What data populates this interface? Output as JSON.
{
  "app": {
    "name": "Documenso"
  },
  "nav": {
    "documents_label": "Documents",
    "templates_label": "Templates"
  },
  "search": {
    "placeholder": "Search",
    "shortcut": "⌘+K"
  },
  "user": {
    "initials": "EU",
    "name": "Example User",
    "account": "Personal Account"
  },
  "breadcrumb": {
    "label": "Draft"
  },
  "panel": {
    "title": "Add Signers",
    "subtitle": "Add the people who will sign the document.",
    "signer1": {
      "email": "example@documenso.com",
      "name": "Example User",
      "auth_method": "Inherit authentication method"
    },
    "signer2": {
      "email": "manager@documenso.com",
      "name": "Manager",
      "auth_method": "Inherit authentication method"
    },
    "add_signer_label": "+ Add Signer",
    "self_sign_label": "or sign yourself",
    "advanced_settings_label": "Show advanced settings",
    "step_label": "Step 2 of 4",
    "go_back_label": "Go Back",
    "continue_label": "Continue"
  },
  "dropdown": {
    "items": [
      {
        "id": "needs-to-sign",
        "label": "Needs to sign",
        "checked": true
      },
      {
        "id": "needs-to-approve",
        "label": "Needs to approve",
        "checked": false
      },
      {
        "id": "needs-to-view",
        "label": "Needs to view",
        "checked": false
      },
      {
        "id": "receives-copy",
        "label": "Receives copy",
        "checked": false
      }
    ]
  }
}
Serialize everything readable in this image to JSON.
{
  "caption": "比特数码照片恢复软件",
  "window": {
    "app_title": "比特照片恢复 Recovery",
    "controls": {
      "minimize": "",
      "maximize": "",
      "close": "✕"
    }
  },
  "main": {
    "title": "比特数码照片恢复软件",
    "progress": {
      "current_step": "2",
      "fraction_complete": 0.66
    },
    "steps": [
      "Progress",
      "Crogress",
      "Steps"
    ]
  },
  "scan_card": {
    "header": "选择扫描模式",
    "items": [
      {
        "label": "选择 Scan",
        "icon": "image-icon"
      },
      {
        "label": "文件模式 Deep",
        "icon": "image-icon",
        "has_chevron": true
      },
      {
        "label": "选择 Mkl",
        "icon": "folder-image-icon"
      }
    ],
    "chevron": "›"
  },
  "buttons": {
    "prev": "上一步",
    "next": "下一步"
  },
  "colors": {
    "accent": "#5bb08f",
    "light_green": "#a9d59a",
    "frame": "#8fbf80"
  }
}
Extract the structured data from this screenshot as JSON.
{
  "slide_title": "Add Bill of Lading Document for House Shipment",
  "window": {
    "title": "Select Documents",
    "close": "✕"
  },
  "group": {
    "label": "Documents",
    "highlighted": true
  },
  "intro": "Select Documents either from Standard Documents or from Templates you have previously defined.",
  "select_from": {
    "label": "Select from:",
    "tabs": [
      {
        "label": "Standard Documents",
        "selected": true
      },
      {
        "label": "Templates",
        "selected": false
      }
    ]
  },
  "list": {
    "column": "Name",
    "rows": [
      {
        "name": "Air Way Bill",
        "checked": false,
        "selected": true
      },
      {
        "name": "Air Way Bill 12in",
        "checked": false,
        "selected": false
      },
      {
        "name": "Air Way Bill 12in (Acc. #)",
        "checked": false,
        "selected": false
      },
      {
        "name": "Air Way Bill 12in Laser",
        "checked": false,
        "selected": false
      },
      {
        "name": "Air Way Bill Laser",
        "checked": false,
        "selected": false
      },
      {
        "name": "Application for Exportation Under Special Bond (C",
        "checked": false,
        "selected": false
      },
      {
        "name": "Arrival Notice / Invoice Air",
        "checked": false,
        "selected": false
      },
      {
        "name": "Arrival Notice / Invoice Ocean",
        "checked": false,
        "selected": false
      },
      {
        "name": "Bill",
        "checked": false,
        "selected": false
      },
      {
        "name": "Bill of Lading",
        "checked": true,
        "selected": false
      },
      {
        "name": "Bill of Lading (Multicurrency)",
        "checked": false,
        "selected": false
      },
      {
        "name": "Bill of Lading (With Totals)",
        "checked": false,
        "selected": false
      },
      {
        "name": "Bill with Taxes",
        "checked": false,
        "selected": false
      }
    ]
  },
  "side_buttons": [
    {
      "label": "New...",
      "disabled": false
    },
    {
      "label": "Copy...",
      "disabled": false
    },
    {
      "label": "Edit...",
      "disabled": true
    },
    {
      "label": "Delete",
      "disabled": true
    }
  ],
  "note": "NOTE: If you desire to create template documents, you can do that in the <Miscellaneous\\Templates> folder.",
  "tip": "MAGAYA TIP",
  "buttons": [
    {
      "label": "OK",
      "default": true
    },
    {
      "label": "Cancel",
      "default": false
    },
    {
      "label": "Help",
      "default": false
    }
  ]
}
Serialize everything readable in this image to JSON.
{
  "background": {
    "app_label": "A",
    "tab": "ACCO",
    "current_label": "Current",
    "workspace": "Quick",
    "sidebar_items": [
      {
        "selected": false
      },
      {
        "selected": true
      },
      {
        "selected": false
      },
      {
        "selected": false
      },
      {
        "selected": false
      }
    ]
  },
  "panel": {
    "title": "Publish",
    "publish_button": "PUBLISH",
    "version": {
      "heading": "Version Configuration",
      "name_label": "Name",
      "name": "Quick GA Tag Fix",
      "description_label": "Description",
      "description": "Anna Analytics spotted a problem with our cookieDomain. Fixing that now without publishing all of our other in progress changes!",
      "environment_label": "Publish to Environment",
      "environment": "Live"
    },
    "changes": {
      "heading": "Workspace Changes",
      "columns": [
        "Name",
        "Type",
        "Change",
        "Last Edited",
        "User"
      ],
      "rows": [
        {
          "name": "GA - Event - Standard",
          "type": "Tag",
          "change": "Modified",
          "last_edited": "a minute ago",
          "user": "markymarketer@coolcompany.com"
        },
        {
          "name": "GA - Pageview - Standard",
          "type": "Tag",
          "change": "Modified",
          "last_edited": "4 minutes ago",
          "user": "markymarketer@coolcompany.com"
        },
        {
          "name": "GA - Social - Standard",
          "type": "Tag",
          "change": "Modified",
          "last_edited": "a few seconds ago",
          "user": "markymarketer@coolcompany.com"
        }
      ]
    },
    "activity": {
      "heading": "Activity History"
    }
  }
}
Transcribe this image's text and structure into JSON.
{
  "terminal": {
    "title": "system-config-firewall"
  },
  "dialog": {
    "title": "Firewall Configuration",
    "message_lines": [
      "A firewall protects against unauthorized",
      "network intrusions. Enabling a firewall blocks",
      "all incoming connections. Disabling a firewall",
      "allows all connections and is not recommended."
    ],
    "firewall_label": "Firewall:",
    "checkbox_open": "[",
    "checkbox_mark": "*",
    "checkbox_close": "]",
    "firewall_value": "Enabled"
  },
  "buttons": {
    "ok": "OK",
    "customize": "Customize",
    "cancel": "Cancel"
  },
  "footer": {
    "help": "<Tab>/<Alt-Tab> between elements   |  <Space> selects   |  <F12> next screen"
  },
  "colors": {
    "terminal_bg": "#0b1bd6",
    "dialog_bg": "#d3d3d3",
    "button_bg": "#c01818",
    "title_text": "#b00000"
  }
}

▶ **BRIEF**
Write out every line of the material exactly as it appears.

▶ **YOUR SOLUTION**
What data populates this interface? Output as JSON.
{
  "app": {
    "name": "Documenso"
  },
  "nav": {
    "documents_label": "Documents",
    "templates_label": "Templates"
  },
  "search": {
    "placeholder": "Search",
    "shortcut": "⌘+K"
  },
  "user": {
    "initials": "EU",
    "name": "Example User",
    "account": "Personal Account"
  },
  "breadcrumb": {
    "label": "Draft"
  },
  "panel": {
    "title": "Add Signers",
    "subtitle": "Add the people who will sign the document.",
    "signer1": {
      "email": "example@documenso.com",
      "name": "Example User",
      "auth_method": "Inherit authentication method"
    },
    "signer2": {
      "email": "manager@documenso.com",
      "name": "Manager",
      "auth_method": "Inherit authentication method"
    },
    "add_signer_label": "+ Add Signer",
    "self_sign_label": "or sign yourself",
    "advanced_settings_label": "Show advanced settings",
    "step_label": "Step 2 of 4",
    "go_back_label": "Go Back",
    "continue_label": "Continue"
  },
  "dropdown": {
    "items": [
      {
        "id": "needs-to-sign",
        "label": "Needs to sign",
        "checked": true
      },
      {
        "id": "needs-to-approve",
        "label": "Needs to approve",
        "checked": false
      },
      {
        "id": "needs-to-view",
        "label": "Needs to view",
        "checked": false
      },
      {
        "id": "receives-copy",
        "label": "Receives copy",
        "checked": false
      }
    ]
  }
}
Serialize everything readable in this image to JSON.
{
  "caption": "比特数码照片恢复软件",
  "window": {
    "app_title": "比特照片恢复 Recovery",
    "controls": {
      "minimize": "",
      "maximize": "",
      "close": "✕"
    }
  },
  "main": {
    "title": "比特数码照片恢复软件",
    "progress": {
      "current_step": "2",
      "fraction_complete": 0.66
    },
    "steps": [
      "Progress",
      "Crogress",
      "Steps"
    ]
  },
  "scan_card": {
    "header": "选择扫描模式",
    "items": [
      {
        "label": "选择 Scan",
        "icon": "image-icon"
      },
      {
        "label": "文件模式 Deep",
        "icon": "image-icon",
        "has_chevron": true
      },
      {
        "label": "选择 Mkl",
        "icon": "folder-image-icon"
      }
    ],
    "chevron": "›"
  },
  "buttons": {
    "prev": "上一步",
    "next": "下一步"
  },
  "colors": {
    "accent": "#5bb08f",
    "light_green": "#a9d59a",
    "frame": "#8fbf80"
  }
}
Extract the structured data from this screenshot as JSON.
{
  "slide_title": "Add Bill of Lading Document for House Shipment",
  "window": {
    "title": "Select Documents",
    "close": "✕"
  },
  "group": {
    "label": "Documents",
    "highlighted": true
  },
  "intro": "Select Documents either from Standard Documents or from Templates you have previously defined.",
  "select_from": {
    "label": "Select from:",
    "tabs": [
      {
        "label": "Standard Documents",
        "selected": true
      },
      {
        "label": "Templates",
        "selected": false
      }
    ]
  },
  "list": {
    "column": "Name",
    "rows": [
      {
        "name": "Air Way Bill",
        "checked": false,
        "selected": true
      },
      {
        "name": "Air Way Bill 12in",
        "checked": false,
        "selected": false
      },
      {
        "name": "Air Way Bill 12in (Acc. #)",
        "checked": false,
        "selected": false
      },
      {
        "name": "Air Way Bill 12in Laser",
        "checked": false,
        "selected": false
      },
      {
        "name": "Air Way Bill Laser",
        "checked": false,
        "selected": false
      },
      {
        "name": "Application for Exportation Under Special Bond (C",
        "checked": false,
        "selected": false
      },
      {
        "name": "Arrival Notice / Invoice Air",
        "checked": false,
        "selected": false
      },
      {
        "name": "Arrival Notice / Invoice Ocean",
        "checked": false,
        "selected": false
      },
      {
        "name": "Bill",
        "checked": false,
        "selected": false
      },
      {
        "name": "Bill of Lading",
        "checked": true,
        "selected": false
      },
      {
        "name": "Bill of Lading (Multicurrency)",
        "checked": false,
        "selected": false
      },
      {
        "name": "Bill of Lading (With Totals)",
        "checked": false,
        "selected": false
      },
      {
        "name": "Bill with Taxes",
        "checked": false,
        "selected": false
      }
    ]
  },
  "side_buttons": [
    {
      "label": "New...",
      "disabled": false
    },
    {
      "label": "Copy...",
      "disabled": false
    },
    {
      "label": "Edit...",
      "disabled": true
    },
    {
      "label": "Delete",
      "disabled": true
    }
  ],
  "note": "NOTE: If you desire to create template documents, you can do that in the <Miscellaneous\\Templates> folder.",
  "tip": "MAGAYA TIP",
  "buttons": [
    {
      "label": "OK",
      "default": true
    },
    {
      "label": "Cancel",
      "default": false
    },
    {
      "label": "Help",
      "default": false
    }
  ]
}
Serialize everything readable in this image to JSON.
{
  "background": {
    "app_label": "A",
    "tab": "ACCO",
    "current_label": "Current",
    "workspace": "Quick",
    "sidebar_items": [
      {
        "selected": false
      },
      {
        "selected": true
      },
      {
        "selected": false
      },
      {
        "selected": false
      },
      {
        "selected": false
      }
    ]
  },
  "panel": {
    "title": "Publish",
    "publish_button": "PUBLISH",
    "version": {
      "heading": "Version Configuration",
      "name_label": "Name",
      "name": "Quick GA Tag Fix",
      "description_label": "Description",
      "description": "Anna Analytics spotted a problem with our cookieDomain. Fixing that now without publishing all of our other in progress changes!",
      "environment_label": "Publish to Environment",
      "environment": "Live"
    },
    "changes": {
      "heading": "Workspace Changes",
      "columns": [
        "Name",
        "Type",
        "Change",
        "Last Edited",
        "User"
      ],
      "rows": [
        {
          "name": "GA - Event - Standard",
          "type": "Tag",
          "change": "Modified",
          "last_edited": "a minute ago",
          "user": "markymarketer@coolcompany.com"
        },
        {
          "name": "GA - Pageview - Standard",
          "type": "Tag",
          "change": "Modified",
          "last_edited": "4 minutes ago",
          "user": "markymarketer@coolcompany.com"
        },
        {
          "name": "GA - Social - Standard",
          "type": "Tag",
          "change": "Modified",
          "last_edited": "a few seconds ago",
          "user": "markymarketer@coolcompany.com"
        }
      ]
    },
    "activity": {
      "heading": "Activity History"
    }
  }
}
Transcribe this image's text and structure into JSON.
{
  "terminal": {
    "title": "system-config-firewall"
  },
  "dialog": {
    "title": "Firewall Configuration",
    "message_lines": [
      "A firewall protects against unauthorized",
      "network intrusions. Enabling a firewall blocks",
      "all incoming connections. Disabling a firewall",
      "allows all connections and is not recommended."
    ],
    "firewall_label": "Firewall:",
    "checkbox_open": "[",
    "checkbox_mark": "*",
    "checkbox_close": "]",
    "firewall_value": "Enabled"
  },
  "buttons": {
    "ok": "OK",
    "customize": "Customize",
    "cancel": "Cancel"
  },
  "footer": {
    "help": "<Tab>/<Alt-Tab> between elements   |  <Space> selects   |  <F12> next screen"
  },
  "colors": {
    "terminal_bg": "#0b1bd6",
    "dialog_bg": "#d3d3d3",
    "button_bg": "#c01818",
    "title_text": "#b00000"
  }
}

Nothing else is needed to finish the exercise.